(Records from a collection)
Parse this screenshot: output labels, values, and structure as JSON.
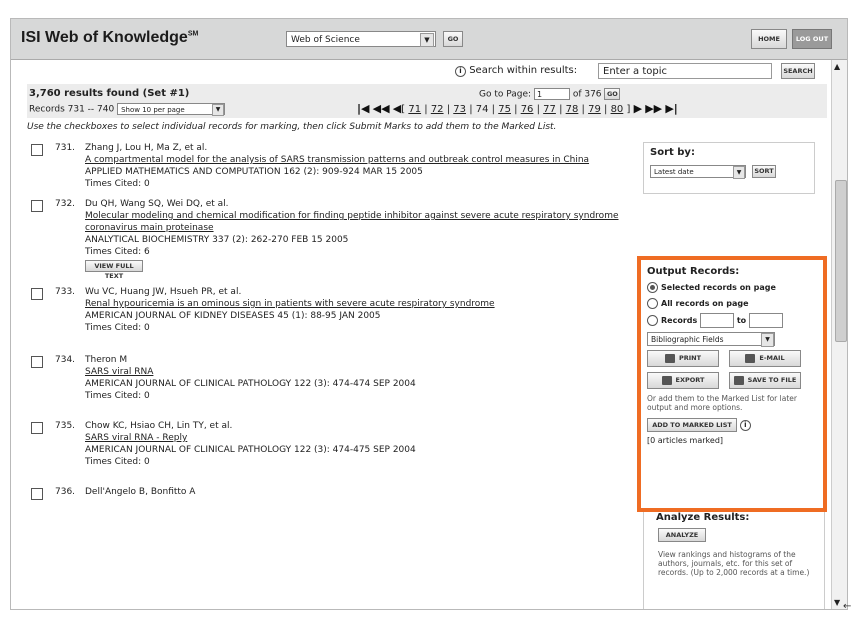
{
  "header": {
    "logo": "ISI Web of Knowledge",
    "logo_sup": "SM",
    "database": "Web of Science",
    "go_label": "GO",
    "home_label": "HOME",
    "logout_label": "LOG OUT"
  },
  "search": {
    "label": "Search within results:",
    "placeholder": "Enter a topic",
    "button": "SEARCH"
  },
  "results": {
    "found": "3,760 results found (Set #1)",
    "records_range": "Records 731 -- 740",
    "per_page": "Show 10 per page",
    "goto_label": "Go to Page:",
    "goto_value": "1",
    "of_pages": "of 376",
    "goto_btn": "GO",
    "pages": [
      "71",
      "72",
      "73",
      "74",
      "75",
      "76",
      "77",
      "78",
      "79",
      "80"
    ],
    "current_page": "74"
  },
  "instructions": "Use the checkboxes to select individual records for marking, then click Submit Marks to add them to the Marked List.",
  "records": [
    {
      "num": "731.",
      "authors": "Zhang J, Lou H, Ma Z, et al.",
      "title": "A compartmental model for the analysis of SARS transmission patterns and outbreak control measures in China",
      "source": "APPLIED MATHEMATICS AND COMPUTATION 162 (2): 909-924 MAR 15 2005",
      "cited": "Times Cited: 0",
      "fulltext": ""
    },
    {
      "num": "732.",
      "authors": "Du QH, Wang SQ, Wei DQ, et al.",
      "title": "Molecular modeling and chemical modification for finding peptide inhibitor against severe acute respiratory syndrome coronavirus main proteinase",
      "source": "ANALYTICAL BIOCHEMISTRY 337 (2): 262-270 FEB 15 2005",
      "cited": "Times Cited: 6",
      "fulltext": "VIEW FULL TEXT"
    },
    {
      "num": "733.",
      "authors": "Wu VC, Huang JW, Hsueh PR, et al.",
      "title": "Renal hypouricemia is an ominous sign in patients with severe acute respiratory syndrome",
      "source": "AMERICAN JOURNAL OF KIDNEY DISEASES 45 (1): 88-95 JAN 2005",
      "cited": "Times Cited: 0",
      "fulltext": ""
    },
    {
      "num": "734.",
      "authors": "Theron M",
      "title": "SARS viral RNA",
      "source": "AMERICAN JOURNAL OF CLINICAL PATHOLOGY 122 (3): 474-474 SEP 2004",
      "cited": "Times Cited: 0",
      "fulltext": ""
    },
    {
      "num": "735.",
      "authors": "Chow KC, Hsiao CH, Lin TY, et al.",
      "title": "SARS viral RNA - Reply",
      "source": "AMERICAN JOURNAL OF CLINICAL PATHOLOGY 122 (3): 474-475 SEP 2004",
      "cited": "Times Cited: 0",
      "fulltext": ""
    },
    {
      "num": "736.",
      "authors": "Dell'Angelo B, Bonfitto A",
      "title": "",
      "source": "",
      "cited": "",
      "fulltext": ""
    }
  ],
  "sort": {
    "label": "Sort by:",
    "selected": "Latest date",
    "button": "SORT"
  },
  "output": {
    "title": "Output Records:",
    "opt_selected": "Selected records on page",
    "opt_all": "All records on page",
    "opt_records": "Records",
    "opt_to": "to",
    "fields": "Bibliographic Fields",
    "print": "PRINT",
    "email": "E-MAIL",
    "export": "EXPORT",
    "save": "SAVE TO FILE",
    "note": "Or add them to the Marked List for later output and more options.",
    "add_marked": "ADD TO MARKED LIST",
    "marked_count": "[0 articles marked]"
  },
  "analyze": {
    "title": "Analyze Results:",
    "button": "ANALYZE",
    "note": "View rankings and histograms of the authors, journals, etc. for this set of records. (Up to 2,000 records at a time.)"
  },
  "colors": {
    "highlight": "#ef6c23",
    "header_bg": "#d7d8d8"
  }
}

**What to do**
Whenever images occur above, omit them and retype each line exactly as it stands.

**Output for this exercise**
Parse this screenshot: output labels, values, and structure as JSON.
{
  "header": {
    "logo": "ISI Web of Knowledge",
    "logo_sup": "SM",
    "database": "Web of Science",
    "go_label": "GO",
    "home_label": "HOME",
    "logout_label": "LOG OUT"
  },
  "search": {
    "label": "Search within results:",
    "placeholder": "Enter a topic",
    "button": "SEARCH"
  },
  "results": {
    "found": "3,760 results found (Set #1)",
    "records_range": "Records 731 -- 740",
    "per_page": "Show 10 per page",
    "goto_label": "Go to Page:",
    "goto_value": "1",
    "of_pages": "of 376",
    "goto_btn": "GO",
    "pages": [
      "71",
      "72",
      "73",
      "74",
      "75",
      "76",
      "77",
      "78",
      "79",
      "80"
    ],
    "current_page": "74"
  },
  "instructions": "Use the checkboxes to select individual records for marking, then click Submit Marks to add them to the Marked List.",
  "records": [
    {
      "num": "731.",
      "authors": "Zhang J, Lou H, Ma Z, et al.",
      "title": "A compartmental model for the analysis of SARS transmission patterns and outbreak control measures in China",
      "source": "APPLIED MATHEMATICS AND COMPUTATION 162 (2): 909-924 MAR 15 2005",
      "cited": "Times Cited: 0",
      "fulltext": ""
    },
    {
      "num": "732.",
      "authors": "Du QH, Wang SQ, Wei DQ, et al.",
      "title": "Molecular modeling and chemical modification for finding peptide inhibitor against severe acute respiratory syndrome coronavirus main proteinase",
      "source": "ANALYTICAL BIOCHEMISTRY 337 (2): 262-270 FEB 15 2005",
      "cited": "Times Cited: 6",
      "fulltext": "VIEW FULL TEXT"
    },
    {
      "num": "733.",
      "authors": "Wu VC, Huang JW, Hsueh PR, et al.",
      "title": "Renal hypouricemia is an ominous sign in patients with severe acute respiratory syndrome",
      "source": "AMERICAN JOURNAL OF KIDNEY DISEASES 45 (1): 88-95 JAN 2005",
      "cited": "Times Cited: 0",
      "fulltext": ""
    },
    {
      "num": "734.",
      "authors": "Theron M",
      "title": "SARS viral RNA",
      "source": "AMERICAN JOURNAL OF CLINICAL PATHOLOGY 122 (3): 474-474 SEP 2004",
      "cited": "Times Cited: 0",
      "fulltext": ""
    },
    {
      "num": "735.",
      "authors": "Chow KC, Hsiao CH, Lin TY, et al.",
      "title": "SARS viral RNA - Reply",
      "source": "AMERICAN JOURNAL OF CLINICAL PATHOLOGY 122 (3): 474-475 SEP 2004",
      "cited": "Times Cited: 0",
      "fulltext": ""
    },
    {
      "num": "736.",
      "authors": "Dell'Angelo B, Bonfitto A",
      "title": "",
      "source": "",
      "cited": "",
      "fulltext": ""
    }
  ],
  "sort": {
    "label": "Sort by:",
    "selected": "Latest date",
    "button": "SORT"
  },
  "output": {
    "title": "Output Records:",
    "opt_selected": "Selected records on page",
    "opt_all": "All records on page",
    "opt_records": "Records",
    "opt_to": "to",
    "fields": "Bibliographic Fields",
    "print": "PRINT",
    "email": "E-MAIL",
    "export": "EXPORT",
    "save": "SAVE TO FILE",
    "note": "Or add them to the Marked List for later output and more options.",
    "add_marked": "ADD TO MARKED LIST",
    "marked_count": "[0 articles marked]"
  },
  "analyze": {
    "title": "Analyze Results:",
    "button": "ANALYZE",
    "note": "View rankings and histograms of the authors, journals, etc. for this set of records. (Up to 2,000 records at a time.)"
  },
  "colors": {
    "highlight": "#ef6c23",
    "header_bg": "#d7d8d8"
  }
}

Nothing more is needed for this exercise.